My son attends Temple University in Philadelphia and they have a campus in Rome so we went there as well. The campus is very small and if you weren’t looking for it, you wouldn’t even know it was there. We also tried to visit the Museum of Criminology but it is permanently closed.

Outside of Temple Rome campus
The Temple Alumni and student

Other Things to Do in Rome

City touring of historical sights is great and all but I was overdue for some fun in the sun. A 30 min walk to the S. Pietro train station and a short hour long train ride took us to the outskirts of Rome to the Santa Marinella Beach. It’s a nice beach in a small town surrounded by neighborhood shops and restaurants. The water was cool and the weather was perfect. Santa Marinella Beach is a delightful escape from the hustle and bustle of Rome.

On Sunday, we visited Mercato di Porta Portese, a large flea market, where you can shop for some interesting finds. We also participated in a vegan cooking class. You can find the details by clicking here. The food was great but the limoncello was the best we had in Rome.

On some nights in Trastevere along the Tiber River there are festivals where you can play games, make purchases, eat, hang out or like us- people watch.

The only guided tour we took in Rome was out of Rome to Pompeii. It was a long bus ride but I highly recommend others to take a day trip someplace else while staying in Rome. There are many great places that can be visited with a day trip from Rome. Visiting Pompeii and listening to it’s history was a great experiences. After touring the ruins, we climbed Mt. Vesuvius. This was quite interesting since another volcano erupted close by the following day. It was a tedious hike, but provided a wonderful view of the other island in the distance, if you can endure the trek up the steep incline and rocky road. I just kept thinking of the movie Pompeii. City Wonders was our tour guide company.

Eating Vegan

Much of the food we consumed in Rome, we prepared ourselves after visits to the neighborhood markets: Carrefour and Pam. But of course I searched out some vegan restaurants. I really enjoyed eating at Flower Burger and you know it’s good vegan food if the non-vegans enjoy it as well. We tried out the spicy chickpea, cheesy chickpea, and the flower burger. All were fantastic. Another vegan restaurant I tried was Ecru- fully organic, vegan and raw. A little too raw for my taste and expensive. You can also find a few ice-cream shops that serve vegan ice cream, not just sorbet.

Ten days in Rome was enough time to see the sights and really enjoy all that Rome has to offer. I would like to revisit again but next time I’d like to stay on the outskirts to enjoy more of the countryside of Rome.
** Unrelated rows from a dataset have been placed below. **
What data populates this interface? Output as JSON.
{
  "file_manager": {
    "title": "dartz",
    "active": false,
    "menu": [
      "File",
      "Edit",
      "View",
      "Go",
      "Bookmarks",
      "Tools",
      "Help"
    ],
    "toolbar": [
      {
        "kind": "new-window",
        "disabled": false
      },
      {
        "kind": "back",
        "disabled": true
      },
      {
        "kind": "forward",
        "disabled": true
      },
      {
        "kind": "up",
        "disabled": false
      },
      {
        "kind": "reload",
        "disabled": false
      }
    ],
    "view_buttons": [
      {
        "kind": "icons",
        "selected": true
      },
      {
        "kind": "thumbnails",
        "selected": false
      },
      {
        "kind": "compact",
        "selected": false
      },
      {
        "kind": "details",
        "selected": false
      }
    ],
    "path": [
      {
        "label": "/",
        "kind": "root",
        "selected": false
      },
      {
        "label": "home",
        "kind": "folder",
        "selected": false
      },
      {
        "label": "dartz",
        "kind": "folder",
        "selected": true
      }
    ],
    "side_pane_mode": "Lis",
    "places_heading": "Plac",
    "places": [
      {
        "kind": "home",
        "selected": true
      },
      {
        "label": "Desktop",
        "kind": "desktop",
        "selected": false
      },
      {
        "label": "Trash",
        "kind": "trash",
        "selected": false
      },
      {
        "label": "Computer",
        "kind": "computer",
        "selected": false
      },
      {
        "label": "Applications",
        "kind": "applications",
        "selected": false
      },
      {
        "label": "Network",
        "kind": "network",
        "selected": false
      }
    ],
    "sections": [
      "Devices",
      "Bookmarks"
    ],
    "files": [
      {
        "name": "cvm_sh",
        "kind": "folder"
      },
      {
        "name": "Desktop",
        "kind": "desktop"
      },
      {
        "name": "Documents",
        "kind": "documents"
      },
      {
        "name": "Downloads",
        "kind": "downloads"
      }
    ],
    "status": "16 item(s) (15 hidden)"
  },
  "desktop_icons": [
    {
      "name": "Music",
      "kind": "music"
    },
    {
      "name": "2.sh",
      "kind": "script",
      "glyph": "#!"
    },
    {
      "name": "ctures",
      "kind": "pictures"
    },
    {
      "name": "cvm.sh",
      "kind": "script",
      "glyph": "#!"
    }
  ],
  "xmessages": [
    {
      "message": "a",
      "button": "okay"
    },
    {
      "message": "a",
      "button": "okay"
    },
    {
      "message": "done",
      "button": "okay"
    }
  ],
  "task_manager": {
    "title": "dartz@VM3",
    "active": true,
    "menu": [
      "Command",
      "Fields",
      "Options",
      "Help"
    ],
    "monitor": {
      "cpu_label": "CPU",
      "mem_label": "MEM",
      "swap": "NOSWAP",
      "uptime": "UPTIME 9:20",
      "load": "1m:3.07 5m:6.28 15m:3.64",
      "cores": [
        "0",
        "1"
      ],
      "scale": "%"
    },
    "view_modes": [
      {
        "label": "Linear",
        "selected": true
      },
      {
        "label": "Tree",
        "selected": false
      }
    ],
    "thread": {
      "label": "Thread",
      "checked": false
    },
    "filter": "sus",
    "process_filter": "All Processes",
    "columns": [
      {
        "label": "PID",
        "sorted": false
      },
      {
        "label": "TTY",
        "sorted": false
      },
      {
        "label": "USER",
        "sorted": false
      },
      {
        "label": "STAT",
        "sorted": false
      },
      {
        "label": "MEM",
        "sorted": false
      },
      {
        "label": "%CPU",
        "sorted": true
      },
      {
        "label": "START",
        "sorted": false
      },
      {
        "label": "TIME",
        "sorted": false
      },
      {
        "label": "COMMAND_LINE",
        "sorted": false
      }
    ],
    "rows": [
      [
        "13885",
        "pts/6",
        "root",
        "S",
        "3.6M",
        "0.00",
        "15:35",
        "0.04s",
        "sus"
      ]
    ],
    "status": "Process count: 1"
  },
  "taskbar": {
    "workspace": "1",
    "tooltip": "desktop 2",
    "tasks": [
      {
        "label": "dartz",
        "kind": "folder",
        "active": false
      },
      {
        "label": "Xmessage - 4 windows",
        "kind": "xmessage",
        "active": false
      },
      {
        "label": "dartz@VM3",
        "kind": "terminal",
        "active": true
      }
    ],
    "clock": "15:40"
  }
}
But for a first timer, when in Rome you must: take in the sights, walk around to appreciate the architecture, try the gelato and definitely take a day trip to one of the other famous cities. There is so much to see and do in Rome, on a visit one could never get bored.